— Description of the task —
Go through the listing beneath this task and return every line that carries the string "label".
**** Provided records ****
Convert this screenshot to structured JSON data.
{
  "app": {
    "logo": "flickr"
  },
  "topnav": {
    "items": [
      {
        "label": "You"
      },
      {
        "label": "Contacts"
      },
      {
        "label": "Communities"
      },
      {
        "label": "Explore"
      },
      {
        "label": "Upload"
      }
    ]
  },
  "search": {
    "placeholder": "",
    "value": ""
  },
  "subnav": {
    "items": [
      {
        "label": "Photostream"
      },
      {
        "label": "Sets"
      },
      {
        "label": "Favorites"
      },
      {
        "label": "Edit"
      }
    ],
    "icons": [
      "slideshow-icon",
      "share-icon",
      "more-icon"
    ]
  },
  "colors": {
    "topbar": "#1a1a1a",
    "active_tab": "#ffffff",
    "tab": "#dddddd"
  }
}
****
— The completed task —
        "label": "You"
        "label": "Contacts"
        "label": "Communities"
        "label": "Explore"
        "label": "Upload"
        "label": "Photostream"
        "label": "Sets"
        "label": "Favorites"
        "label": "Edit"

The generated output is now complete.